Do&t. Go to, go to ; you have known what you should not.

Gent. She has spoke what she should not, I am sure of that : heav'n knows, what she has known.

Lady. Here's the smell of the blood ftill :- all the perfumes of Arabia will not sweeten this little hand. Oh ! oh! oh !

Do&t. What a sigh is there ? the heart is forely charg’d.

Gent. I would not have such a heart in my bosom, for the dignity of the whole body.

Doct. Well, well, well-
Gent. Pray God, it be, Sir.

Doft. This disease is beyond my practice: yet I have known those which have walk'd in their sleep, who have died holily in their beds.

Lady. Wash your hands, put on your Night-gown, look not fo pale I tell you yet again, Banquo's buried; he cannot come out of his Grave.

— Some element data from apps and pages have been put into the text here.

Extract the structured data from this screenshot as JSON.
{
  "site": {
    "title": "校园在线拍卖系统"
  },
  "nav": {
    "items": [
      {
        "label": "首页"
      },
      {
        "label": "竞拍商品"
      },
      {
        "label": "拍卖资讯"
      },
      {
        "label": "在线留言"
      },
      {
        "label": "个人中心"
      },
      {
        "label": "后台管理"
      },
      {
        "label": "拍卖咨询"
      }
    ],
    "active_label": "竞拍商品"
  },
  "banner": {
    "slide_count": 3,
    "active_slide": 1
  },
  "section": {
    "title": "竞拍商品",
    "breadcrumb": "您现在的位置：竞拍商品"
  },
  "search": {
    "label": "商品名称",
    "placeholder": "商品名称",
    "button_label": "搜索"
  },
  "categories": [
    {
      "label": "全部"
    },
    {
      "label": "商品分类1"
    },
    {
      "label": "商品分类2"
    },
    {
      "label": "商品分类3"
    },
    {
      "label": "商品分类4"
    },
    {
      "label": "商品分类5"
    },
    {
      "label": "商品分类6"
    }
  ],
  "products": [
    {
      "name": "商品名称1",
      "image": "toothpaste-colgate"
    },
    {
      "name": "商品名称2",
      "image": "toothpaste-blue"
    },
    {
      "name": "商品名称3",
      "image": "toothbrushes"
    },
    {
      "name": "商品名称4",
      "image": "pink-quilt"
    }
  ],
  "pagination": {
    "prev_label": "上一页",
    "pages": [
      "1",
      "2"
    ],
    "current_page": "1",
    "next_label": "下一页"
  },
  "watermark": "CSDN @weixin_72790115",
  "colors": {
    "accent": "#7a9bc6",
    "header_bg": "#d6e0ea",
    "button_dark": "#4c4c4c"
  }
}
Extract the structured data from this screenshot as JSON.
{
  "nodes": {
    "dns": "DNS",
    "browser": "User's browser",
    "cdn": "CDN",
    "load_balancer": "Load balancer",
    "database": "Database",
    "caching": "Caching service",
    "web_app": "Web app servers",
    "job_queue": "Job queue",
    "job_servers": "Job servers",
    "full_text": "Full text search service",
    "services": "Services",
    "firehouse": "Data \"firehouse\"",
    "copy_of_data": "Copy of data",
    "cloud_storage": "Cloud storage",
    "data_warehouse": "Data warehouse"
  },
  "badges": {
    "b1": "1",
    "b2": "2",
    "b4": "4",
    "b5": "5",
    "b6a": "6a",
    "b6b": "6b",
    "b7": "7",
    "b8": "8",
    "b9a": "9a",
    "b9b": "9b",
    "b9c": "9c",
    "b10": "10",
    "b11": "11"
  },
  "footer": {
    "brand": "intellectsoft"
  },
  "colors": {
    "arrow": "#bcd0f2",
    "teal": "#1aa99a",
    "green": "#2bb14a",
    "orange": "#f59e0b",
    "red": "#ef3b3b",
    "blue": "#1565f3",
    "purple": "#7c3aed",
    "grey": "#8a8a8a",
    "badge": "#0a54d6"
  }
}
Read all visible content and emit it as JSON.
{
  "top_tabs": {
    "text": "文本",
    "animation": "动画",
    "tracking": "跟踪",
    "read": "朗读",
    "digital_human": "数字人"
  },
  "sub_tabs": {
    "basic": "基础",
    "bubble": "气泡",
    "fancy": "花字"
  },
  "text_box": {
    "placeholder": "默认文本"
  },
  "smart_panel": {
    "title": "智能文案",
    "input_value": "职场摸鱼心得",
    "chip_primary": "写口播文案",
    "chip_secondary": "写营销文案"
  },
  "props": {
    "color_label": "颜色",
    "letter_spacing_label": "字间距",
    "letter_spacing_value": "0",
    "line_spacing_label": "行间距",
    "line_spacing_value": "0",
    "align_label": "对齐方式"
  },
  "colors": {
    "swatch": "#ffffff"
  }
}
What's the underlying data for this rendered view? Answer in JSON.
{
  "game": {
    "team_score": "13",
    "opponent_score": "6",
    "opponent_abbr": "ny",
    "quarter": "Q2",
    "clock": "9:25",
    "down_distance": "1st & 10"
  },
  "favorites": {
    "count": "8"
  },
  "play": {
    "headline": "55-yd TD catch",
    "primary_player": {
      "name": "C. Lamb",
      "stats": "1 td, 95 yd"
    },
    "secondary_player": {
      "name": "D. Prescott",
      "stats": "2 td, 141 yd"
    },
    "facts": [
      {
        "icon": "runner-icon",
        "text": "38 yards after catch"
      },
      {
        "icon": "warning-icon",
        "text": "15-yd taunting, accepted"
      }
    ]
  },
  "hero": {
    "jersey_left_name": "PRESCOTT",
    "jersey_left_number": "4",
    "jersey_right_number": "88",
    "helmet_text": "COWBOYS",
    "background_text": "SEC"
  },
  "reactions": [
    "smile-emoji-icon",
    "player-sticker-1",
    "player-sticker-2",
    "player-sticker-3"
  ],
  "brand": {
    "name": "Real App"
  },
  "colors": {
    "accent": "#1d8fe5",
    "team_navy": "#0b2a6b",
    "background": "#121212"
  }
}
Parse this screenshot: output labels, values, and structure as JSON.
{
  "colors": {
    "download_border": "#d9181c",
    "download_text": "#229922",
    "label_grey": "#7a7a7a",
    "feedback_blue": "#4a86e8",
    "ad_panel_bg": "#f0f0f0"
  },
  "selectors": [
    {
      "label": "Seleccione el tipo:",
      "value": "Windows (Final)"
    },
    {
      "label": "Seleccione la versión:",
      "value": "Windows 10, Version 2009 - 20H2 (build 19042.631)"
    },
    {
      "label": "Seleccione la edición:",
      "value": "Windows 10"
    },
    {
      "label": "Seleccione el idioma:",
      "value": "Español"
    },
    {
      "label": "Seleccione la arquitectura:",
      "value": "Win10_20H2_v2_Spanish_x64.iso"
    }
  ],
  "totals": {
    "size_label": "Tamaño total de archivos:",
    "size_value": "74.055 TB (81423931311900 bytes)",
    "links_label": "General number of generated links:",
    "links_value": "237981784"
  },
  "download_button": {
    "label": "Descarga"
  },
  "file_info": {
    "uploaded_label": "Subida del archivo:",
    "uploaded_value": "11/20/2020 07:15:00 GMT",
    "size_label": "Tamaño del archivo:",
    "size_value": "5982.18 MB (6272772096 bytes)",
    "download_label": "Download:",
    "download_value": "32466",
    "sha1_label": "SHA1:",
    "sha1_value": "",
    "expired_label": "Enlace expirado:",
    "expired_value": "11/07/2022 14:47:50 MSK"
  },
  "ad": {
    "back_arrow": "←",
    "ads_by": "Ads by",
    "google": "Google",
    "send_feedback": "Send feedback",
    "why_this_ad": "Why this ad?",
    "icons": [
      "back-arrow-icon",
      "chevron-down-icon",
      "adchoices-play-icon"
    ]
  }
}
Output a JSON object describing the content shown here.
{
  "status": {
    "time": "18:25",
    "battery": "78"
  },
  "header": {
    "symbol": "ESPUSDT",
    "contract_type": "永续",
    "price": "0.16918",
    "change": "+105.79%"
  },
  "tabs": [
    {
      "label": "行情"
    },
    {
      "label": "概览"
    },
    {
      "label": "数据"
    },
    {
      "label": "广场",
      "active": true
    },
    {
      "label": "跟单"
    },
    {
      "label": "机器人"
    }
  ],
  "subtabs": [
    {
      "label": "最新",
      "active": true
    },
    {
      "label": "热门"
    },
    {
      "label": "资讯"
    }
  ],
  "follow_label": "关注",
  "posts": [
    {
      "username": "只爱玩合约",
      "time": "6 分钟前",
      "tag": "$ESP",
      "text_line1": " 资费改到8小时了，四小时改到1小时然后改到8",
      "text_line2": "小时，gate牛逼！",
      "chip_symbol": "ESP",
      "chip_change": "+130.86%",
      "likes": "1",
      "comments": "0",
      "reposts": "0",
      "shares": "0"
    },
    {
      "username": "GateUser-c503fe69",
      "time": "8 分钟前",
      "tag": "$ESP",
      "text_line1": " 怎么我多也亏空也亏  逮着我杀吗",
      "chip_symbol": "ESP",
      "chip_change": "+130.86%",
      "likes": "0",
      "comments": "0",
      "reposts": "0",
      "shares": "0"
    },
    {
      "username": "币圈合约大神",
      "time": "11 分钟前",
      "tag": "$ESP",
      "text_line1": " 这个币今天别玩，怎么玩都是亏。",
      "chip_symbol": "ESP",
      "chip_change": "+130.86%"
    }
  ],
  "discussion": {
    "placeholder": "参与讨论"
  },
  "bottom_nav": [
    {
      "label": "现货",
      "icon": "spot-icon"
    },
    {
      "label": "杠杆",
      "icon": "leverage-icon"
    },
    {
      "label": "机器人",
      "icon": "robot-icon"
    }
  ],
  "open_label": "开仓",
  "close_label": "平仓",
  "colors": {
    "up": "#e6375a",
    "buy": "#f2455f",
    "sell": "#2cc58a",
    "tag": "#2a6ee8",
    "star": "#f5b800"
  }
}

Dost. Even so ?

Lady. To bed, to bed ; there's knocking at the gate: come, come, come, come, give me your hand : wliat's done, cannot be undone. To bed, to bed, to bed.

Exit Lady. Dott. Will she go now to bed ? Gent. Directly Dott. Foul whisp’rings are abroad ; unnat'ral deeds Do breed unnat'ral troubles. Infected minds To their deaf pillows will discharge their Secrets. More needs the the Divine, than the Physician. God, God, forgive us all! Look after her;

« הקודםהמשך »